A micropapillary variant of transitional cell carcinoma arising in the ureter

R. Vang, J. Abrams

Research output: Contribution to journalArticle

Abstract

A 79-year-old woman was evaluated for a ureteral stricture related to laser ablation of a tumor 6 months earlier at another institution. A ureteroscopic examination revealed an exophytic papillary tumor that was resected and examined histologically. The tumor was characterized by delicate papillae with thin stromal cores and numerous secondary micropapillae lined by small cuboidal to low columnar cells with uniform low-to-intermediate - grade nuclei, reminiscent of a serous borderline tumor of mullerian origin. The cell linings were 1 to 4 layers thick; mitotic figures were easily identified. The underlying stroma appeared edematous and contained scattered chronic inflammatory cells. No invasion was identified. After ascertaining that the patient had no known gynecologic neoplasm, the differential diagnoses considered included papillary nephrogenic adenoma, clear cell carcinoma, and the recently described entity of micropapillary transitional cell carcinoma. Because of the striking resemblance to serous carcinoma and the presence of significant mitotic activity, this case was felt to represent a case of micropapillary transitional cell carcinoma (World Health Organization grade 1 to 2) occurring in the ureter. To our knowledge, this tumor had some unique features (no areas of grade 3 nuclei or invasion) that have not been reported in tumors occurring in the urinary bladder. The transitional cell nature of the tumor cells was supported by the immunohistochemical staining pattern. The anatomic distribution of micropapillary transitional cell carcinoma is now expanded to include the ureter, and this tumor should be considered in the differential diagnosis for papillary lesions occurring in the ureter.

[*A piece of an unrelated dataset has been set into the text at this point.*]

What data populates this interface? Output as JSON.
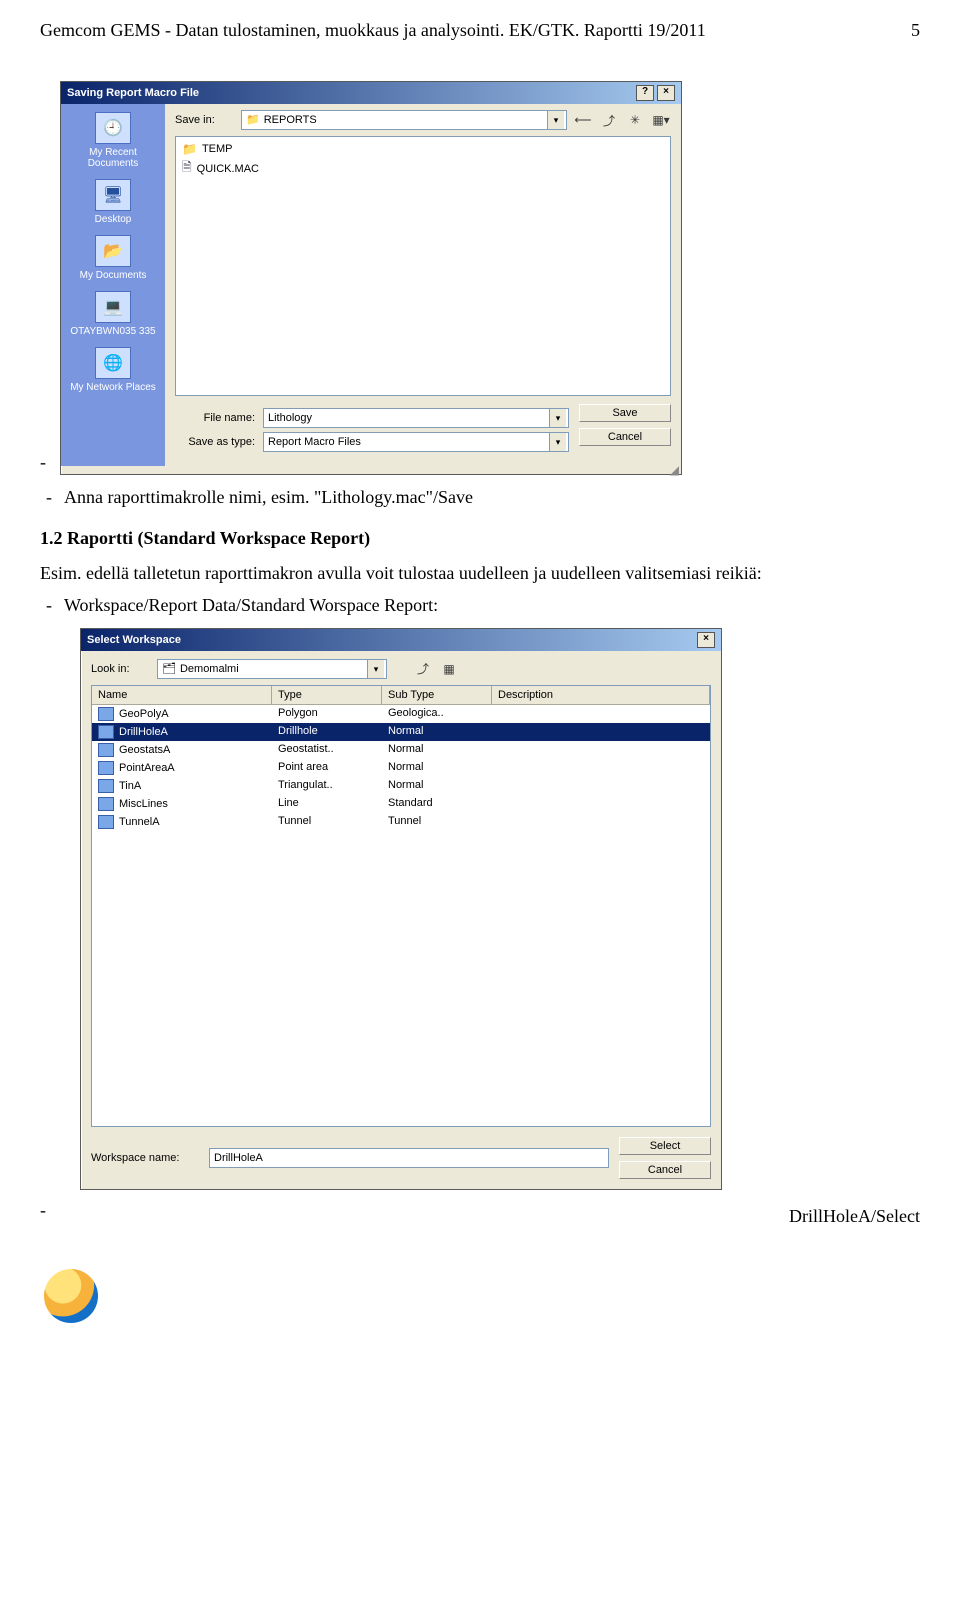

Original languageEnglish (US)
Pages (from-to)1347-1348
Number of pages2
JournalArchives of Pathology and Laboratory Medicine
Volume124
Issue number9
StatePublished - Sep 26 2000

ASJC Scopus subject areas

  • Pathology and Forensic Medicine
  • Medical Laboratory Technology

Fingerprint Dive into the research topics of 'A micropapillary variant of transitional cell carcinoma arising in the ureter'. Together they form a unique fingerprint.

  • Cite this